-------- The data
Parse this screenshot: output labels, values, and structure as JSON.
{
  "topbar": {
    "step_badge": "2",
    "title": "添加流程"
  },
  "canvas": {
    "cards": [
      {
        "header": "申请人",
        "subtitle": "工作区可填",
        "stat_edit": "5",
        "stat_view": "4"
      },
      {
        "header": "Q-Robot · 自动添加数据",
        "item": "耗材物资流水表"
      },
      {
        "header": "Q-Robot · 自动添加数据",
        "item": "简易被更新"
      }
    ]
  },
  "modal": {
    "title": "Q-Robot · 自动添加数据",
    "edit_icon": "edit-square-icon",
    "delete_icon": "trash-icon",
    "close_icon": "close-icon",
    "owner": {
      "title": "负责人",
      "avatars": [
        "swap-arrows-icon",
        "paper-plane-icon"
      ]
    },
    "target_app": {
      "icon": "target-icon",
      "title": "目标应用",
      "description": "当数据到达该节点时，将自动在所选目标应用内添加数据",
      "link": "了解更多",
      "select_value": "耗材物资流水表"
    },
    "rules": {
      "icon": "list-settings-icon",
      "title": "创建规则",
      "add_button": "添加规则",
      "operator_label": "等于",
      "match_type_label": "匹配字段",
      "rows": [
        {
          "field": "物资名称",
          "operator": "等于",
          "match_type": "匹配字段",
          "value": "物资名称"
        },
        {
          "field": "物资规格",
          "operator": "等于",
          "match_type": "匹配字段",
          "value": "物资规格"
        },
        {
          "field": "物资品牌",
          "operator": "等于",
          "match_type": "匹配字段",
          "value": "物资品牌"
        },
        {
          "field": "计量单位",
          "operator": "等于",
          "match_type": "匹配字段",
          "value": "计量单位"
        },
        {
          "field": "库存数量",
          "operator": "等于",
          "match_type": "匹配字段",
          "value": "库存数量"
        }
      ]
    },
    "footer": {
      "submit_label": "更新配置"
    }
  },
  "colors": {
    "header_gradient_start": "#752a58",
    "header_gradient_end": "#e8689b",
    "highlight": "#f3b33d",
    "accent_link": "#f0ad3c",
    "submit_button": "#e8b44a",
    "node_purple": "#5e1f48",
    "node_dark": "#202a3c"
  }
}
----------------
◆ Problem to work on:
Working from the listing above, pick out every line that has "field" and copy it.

◆ Expected answer:
          "field": "物资名称",
          "field": "物资规格",
          "field": "物资品牌",
          "field": "计量单位",
          "field": "库存数量",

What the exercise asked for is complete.